__Exercise__:
If a line in the data holds "Article", copy that line out in full.
Segment Start: Provided records
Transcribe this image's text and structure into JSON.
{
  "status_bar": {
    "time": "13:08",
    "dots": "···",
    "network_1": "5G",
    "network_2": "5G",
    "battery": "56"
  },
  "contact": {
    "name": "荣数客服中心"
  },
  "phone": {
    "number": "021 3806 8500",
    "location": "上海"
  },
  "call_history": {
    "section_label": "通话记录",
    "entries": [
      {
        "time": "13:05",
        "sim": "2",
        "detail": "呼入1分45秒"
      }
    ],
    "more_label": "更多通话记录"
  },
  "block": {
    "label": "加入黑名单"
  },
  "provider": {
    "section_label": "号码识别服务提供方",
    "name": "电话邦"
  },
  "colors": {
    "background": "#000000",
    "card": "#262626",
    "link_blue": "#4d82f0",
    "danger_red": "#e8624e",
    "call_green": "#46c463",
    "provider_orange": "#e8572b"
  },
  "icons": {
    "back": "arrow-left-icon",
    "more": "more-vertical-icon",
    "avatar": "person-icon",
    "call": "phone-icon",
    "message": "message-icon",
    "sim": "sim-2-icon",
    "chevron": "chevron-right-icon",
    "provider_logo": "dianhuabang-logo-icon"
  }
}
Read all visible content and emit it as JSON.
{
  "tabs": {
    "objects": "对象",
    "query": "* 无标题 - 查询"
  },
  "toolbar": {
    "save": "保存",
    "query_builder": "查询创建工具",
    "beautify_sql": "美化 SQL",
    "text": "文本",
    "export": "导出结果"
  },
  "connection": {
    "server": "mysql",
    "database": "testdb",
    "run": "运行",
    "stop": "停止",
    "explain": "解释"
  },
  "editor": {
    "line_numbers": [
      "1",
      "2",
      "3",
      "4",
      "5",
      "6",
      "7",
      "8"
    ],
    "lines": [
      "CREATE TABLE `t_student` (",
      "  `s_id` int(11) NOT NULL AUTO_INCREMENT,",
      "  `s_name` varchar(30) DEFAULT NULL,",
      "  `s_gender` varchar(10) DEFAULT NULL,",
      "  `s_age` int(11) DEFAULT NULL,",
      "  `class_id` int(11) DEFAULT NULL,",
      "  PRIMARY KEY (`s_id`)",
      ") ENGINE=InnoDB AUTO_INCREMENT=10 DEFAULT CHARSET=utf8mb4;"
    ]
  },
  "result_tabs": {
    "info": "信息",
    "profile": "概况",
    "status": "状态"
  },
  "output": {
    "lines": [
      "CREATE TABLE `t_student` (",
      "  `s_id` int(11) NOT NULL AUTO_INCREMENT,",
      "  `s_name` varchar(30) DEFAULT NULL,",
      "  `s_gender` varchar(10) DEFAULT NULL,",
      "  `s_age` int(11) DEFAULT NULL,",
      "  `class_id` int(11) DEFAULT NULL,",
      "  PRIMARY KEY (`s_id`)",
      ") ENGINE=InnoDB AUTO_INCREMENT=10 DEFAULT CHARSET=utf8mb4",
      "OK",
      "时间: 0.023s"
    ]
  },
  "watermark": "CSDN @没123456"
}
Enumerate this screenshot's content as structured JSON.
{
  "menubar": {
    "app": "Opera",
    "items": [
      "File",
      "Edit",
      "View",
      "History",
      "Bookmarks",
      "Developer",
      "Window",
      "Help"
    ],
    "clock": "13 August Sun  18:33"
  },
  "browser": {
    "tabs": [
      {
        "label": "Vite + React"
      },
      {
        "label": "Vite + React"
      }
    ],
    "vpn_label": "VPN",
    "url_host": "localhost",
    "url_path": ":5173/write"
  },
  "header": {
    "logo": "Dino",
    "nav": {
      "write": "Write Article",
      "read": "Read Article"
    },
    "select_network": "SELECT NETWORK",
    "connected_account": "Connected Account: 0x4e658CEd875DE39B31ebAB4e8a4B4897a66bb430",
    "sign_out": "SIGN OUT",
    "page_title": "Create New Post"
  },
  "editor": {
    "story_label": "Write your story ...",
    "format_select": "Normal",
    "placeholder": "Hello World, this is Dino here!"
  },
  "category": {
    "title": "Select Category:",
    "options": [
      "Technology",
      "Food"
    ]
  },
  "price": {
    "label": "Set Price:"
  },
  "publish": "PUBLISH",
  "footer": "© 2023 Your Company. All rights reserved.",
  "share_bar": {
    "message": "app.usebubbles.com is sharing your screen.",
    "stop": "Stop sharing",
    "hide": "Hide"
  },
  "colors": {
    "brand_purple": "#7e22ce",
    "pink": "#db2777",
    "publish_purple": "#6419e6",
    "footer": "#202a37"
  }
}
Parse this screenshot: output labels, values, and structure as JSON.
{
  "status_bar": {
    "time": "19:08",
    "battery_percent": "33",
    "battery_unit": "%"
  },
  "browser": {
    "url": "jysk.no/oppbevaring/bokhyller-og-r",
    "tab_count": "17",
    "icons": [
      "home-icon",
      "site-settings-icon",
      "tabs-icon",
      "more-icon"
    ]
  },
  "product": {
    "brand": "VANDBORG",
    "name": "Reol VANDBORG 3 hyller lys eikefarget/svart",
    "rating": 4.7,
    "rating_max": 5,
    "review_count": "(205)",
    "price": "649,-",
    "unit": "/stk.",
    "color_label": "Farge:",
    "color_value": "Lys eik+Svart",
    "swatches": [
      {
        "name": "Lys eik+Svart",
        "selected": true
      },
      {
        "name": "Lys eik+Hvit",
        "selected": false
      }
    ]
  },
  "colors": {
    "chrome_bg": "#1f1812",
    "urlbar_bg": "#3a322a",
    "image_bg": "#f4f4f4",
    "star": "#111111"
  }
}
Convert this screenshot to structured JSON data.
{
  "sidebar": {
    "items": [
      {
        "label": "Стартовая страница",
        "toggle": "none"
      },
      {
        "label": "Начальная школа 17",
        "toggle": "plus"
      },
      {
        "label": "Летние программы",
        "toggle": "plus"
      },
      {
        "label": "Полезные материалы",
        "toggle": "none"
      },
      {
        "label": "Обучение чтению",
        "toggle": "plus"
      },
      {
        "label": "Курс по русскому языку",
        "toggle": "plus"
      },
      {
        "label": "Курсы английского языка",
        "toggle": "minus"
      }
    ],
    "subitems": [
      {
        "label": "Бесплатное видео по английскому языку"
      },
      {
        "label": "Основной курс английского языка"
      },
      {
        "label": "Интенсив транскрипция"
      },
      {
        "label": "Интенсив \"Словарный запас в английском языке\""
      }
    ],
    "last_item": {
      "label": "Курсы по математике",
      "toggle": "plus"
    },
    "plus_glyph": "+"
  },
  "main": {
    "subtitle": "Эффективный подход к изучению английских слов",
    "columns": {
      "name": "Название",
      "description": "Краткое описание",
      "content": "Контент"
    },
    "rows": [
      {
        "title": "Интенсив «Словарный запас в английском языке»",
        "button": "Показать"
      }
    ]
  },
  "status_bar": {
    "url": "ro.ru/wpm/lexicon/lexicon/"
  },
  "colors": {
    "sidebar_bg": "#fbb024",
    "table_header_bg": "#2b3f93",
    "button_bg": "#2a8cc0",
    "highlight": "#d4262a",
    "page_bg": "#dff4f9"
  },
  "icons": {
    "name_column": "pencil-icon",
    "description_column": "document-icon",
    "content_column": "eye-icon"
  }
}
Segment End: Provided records
__Answer to this task__:
      "write": "Write Article",
      "read": "Read Article"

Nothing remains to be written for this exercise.